Dog Rescue

The first step of rescuing dogs is to learn the basics of giving care that will save the dog. To help a dog, keep essential medicine and equipment with you and keep your actions clear. You are the best chance the dog has when it is in a critical condition and the next best rescue guys will be 2 hrs away.

The most common situations demanding rescue are 1 or a combination of these situations

  • Dog has profuse external bleeding from an injury – the dog may go into shock and may not have long to live
  • Dog looks like its broken its back from a hit and run – the dog may go into shock from trauma
  • Dog has a fracture
  • Dog has a maggot wound on its body – not life-threatening in the very short run unless its an extensive wound to the head – but can be addressed easily
  • Dog has a festering wound but it does not have maggots – causing trauma and pain but not immediate death
  • Hyperthermia or heatstroke when the temp of the dog is > 105F
  • Hyperthermia i.e. when the temp of the dog is falling and is < 99F

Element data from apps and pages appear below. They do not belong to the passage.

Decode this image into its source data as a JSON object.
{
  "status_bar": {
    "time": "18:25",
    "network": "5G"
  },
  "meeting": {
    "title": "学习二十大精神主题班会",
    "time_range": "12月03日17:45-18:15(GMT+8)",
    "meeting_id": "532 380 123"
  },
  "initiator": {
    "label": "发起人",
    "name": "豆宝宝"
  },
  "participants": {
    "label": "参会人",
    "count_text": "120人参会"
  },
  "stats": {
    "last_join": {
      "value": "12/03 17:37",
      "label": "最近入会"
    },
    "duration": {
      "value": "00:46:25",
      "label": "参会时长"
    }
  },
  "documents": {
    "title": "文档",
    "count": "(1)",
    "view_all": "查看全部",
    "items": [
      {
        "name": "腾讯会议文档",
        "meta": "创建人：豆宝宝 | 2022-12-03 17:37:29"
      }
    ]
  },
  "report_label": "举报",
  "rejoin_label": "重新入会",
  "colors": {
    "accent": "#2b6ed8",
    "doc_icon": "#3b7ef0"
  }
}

Be prepared for rescuing dogs:

  • Know a good vet. A damn good vet. Someone who will take your call when you need it and give directions on phone to administer essential care.
  • Keep a treatment kit
  • Know how to administer an injection
  • Know how to orally feed medicine
  • Approaching a dog and restraining/ holding a dog to administer treatment
  • Checking on the dog to determine what level of intervention is required
  • Administering the medical care required
  • Force feeding a dog if necessary during rehab

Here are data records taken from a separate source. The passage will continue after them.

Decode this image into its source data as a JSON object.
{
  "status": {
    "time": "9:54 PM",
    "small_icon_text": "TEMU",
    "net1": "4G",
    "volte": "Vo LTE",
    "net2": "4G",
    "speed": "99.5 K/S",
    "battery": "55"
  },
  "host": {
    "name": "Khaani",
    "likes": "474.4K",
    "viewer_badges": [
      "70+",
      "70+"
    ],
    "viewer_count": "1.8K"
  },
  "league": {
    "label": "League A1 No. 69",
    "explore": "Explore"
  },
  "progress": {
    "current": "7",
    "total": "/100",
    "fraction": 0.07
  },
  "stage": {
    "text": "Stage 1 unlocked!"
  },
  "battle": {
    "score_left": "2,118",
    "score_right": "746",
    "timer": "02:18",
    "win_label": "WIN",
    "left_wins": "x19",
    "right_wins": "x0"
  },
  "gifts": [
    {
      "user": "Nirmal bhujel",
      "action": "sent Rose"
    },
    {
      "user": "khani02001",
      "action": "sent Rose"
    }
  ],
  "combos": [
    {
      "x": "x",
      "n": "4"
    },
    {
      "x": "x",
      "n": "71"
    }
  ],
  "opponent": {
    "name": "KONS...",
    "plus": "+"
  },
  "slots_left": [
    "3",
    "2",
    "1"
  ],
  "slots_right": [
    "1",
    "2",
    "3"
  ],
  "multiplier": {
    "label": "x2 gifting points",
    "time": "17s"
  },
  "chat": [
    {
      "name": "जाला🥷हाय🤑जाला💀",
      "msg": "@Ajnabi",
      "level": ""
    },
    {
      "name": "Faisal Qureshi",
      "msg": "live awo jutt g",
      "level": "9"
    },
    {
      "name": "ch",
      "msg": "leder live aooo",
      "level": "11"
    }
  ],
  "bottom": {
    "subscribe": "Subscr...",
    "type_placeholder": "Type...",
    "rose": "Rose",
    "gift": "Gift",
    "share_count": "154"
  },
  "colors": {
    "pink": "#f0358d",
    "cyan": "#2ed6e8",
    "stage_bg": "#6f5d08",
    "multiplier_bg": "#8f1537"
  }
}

First aid administered to the dog should be followed by immediate veterinary care. First aid care is not a substitute for veterinary care, but it may save the dogs life until it receives veterinary treatment.